Given records section start

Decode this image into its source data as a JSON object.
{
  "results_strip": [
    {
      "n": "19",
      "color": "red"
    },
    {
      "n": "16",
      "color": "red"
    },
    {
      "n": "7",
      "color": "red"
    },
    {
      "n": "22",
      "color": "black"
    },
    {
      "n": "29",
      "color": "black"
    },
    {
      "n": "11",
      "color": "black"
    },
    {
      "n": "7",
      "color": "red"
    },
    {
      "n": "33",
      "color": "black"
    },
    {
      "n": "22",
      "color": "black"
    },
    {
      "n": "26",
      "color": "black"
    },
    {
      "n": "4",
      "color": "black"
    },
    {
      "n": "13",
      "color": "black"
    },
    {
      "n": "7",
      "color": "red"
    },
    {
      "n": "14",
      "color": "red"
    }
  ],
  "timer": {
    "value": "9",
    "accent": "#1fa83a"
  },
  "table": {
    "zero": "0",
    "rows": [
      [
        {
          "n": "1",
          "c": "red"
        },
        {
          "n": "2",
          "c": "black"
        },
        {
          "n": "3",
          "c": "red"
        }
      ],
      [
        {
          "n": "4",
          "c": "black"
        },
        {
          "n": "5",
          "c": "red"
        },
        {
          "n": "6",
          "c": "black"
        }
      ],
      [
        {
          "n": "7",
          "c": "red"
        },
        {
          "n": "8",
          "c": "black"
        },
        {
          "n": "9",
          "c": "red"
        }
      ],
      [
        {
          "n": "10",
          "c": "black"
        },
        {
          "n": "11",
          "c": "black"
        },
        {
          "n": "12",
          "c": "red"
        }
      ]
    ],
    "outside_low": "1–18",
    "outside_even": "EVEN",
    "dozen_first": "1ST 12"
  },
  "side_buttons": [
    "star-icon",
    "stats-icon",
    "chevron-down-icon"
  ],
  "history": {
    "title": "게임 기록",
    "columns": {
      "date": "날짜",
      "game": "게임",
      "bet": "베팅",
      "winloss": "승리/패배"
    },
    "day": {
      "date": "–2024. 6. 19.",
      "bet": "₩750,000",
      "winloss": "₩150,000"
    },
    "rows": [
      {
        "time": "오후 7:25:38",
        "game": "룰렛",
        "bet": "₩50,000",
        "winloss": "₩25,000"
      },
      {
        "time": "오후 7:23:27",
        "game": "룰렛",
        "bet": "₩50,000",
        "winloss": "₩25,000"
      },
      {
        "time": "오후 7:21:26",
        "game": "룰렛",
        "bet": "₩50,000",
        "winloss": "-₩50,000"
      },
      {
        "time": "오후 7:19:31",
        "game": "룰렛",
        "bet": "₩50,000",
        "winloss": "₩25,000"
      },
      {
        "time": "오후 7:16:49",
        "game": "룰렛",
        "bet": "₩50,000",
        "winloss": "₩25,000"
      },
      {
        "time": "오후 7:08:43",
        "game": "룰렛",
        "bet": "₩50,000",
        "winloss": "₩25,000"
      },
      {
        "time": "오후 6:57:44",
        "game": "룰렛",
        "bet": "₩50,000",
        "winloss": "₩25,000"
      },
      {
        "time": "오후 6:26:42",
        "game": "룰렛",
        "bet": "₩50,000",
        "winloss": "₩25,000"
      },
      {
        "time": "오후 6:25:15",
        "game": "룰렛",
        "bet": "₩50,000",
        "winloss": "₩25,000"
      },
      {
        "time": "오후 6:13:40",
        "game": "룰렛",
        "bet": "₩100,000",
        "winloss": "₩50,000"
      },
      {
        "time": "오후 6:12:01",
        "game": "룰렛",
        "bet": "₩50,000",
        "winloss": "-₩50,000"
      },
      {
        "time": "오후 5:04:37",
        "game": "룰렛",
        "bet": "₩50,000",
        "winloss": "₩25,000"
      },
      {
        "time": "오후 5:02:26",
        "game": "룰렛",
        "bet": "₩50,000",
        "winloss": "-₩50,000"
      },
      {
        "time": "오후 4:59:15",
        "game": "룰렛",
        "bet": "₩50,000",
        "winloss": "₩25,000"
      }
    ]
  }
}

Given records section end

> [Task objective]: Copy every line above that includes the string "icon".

> [Output of the exercise]:
    "star-icon",
    "stats-icon",
    "chevron-down-icon"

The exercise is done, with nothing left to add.